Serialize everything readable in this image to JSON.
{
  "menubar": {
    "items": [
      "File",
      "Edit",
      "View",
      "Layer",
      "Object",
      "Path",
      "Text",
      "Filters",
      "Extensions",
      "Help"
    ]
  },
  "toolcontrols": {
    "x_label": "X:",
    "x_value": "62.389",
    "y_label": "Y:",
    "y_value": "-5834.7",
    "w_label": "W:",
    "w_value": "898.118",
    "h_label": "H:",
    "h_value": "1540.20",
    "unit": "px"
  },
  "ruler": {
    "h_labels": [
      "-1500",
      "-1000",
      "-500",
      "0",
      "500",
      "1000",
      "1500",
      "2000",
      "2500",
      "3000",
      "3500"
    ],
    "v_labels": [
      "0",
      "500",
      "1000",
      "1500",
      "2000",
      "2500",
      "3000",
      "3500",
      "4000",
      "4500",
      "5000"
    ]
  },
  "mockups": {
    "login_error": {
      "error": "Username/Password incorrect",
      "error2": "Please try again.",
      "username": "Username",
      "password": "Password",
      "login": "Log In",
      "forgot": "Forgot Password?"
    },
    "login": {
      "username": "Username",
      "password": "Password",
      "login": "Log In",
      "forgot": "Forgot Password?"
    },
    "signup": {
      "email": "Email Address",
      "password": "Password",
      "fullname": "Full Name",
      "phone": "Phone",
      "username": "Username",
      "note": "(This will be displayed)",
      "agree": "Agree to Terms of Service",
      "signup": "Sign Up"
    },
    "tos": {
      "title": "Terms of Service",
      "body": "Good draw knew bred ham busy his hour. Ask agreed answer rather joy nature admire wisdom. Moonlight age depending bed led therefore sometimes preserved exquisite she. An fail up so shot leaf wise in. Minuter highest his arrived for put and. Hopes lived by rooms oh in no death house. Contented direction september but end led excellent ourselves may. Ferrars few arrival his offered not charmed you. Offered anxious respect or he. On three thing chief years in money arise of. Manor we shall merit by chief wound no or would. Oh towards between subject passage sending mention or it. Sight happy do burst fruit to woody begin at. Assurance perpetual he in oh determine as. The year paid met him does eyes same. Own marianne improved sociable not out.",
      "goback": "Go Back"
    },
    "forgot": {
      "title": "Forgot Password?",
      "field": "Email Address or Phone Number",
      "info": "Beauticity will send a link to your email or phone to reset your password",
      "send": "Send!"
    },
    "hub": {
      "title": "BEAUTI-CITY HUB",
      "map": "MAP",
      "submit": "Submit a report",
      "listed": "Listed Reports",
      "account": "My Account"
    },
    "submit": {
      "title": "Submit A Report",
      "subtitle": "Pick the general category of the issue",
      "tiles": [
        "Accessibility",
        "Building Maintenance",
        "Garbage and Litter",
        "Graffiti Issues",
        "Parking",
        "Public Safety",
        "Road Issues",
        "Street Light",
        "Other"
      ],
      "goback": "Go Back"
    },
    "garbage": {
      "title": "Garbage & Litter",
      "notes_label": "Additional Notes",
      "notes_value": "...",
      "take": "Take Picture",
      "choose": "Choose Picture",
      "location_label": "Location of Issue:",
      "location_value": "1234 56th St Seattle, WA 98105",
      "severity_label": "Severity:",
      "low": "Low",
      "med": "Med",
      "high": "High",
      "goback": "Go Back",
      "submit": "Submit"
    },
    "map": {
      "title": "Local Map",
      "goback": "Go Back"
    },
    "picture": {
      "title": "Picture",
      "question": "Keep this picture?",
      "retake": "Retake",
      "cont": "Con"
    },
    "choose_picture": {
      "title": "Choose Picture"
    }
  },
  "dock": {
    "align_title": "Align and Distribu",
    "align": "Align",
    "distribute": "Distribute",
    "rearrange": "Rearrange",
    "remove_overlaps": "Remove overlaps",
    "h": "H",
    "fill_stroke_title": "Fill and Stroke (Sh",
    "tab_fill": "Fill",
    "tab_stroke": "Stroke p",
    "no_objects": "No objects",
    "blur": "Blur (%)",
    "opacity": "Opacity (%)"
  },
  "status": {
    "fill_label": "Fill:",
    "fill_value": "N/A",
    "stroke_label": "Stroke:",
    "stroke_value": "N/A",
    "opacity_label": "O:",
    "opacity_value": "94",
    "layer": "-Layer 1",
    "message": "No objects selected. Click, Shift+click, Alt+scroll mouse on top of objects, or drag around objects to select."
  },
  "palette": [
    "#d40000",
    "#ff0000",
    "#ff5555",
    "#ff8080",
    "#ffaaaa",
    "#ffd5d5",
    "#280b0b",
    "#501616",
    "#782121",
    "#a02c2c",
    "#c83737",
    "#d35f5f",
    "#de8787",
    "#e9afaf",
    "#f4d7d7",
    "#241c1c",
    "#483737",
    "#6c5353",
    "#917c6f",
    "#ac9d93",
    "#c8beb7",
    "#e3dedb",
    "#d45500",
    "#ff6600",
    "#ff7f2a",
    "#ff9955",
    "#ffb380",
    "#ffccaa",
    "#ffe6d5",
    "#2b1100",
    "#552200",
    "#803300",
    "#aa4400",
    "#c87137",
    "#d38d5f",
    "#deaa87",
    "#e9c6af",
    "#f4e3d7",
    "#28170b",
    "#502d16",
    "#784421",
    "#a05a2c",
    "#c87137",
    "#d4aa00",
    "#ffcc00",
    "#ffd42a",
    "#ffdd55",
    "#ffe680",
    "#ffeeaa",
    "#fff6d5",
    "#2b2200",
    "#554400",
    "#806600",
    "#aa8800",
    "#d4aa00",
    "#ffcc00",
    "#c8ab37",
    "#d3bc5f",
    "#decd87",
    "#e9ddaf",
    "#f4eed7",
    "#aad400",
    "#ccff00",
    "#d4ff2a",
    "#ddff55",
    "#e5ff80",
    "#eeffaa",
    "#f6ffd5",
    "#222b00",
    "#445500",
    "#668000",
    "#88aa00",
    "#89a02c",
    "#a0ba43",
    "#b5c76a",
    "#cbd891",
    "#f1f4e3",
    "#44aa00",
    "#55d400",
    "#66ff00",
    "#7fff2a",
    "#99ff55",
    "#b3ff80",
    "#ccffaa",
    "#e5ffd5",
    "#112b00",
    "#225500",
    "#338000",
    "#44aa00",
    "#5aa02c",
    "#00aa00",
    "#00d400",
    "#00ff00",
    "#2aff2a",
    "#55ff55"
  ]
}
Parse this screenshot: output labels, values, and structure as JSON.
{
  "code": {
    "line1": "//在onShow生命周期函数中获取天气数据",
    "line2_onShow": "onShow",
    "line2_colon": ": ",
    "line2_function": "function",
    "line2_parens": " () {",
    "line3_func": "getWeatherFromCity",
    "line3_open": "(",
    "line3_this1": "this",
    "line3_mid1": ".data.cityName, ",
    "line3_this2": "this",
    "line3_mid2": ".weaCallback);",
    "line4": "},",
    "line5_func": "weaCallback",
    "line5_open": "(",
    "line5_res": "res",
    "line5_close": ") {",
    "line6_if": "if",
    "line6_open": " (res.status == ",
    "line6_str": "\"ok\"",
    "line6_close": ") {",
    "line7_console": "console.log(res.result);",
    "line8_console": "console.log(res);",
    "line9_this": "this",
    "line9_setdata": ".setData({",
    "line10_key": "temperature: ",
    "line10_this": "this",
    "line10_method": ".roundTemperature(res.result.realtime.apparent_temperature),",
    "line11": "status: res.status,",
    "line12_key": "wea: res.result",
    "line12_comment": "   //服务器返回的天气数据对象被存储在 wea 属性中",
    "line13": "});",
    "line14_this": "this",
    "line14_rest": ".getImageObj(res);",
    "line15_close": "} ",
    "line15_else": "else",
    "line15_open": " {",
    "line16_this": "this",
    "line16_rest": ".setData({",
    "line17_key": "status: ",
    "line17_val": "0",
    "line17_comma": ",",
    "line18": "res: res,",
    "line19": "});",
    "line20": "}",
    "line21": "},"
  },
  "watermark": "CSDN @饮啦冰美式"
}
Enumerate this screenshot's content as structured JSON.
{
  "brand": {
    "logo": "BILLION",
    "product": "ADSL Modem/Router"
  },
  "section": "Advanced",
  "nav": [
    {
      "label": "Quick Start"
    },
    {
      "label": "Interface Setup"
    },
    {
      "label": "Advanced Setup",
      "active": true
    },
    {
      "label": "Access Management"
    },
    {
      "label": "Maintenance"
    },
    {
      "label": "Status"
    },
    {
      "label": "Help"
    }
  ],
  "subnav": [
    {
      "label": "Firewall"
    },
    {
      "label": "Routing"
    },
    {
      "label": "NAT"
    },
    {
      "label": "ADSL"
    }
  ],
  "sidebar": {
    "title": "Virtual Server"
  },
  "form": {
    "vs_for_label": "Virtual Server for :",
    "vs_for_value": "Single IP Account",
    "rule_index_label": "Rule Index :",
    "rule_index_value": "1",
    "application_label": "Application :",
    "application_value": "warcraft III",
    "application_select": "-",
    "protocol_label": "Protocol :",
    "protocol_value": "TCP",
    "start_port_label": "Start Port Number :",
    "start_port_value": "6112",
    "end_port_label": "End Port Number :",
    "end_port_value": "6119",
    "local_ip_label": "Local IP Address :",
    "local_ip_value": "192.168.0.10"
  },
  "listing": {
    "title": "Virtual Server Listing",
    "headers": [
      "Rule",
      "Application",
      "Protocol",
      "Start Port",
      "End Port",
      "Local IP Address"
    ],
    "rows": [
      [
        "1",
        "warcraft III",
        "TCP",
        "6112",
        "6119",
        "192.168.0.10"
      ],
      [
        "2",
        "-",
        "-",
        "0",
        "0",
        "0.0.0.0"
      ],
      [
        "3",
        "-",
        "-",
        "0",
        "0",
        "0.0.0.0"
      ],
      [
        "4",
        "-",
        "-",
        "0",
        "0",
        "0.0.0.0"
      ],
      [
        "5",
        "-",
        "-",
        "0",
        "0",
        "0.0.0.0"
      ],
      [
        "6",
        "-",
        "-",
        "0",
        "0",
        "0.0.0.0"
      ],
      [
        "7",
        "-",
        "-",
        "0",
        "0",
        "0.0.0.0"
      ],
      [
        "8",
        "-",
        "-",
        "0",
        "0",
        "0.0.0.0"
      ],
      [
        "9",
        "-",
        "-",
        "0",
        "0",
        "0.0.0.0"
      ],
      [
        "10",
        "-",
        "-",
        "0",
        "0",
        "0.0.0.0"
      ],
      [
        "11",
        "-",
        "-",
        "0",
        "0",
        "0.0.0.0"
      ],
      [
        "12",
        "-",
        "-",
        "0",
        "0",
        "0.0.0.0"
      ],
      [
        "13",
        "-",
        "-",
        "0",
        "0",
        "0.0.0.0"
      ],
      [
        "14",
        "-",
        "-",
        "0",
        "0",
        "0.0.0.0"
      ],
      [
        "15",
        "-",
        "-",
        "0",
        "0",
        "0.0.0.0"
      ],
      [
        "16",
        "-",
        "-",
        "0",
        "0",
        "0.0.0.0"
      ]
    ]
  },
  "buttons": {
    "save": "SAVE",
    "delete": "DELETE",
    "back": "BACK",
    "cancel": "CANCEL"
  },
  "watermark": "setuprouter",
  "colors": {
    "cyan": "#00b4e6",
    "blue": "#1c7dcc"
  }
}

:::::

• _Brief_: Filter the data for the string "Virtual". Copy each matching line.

• _Problem solution_:
    "title": "Virtual Server"
    "vs_for_label": "Virtual Server for :",
    "title": "Virtual Server Listing",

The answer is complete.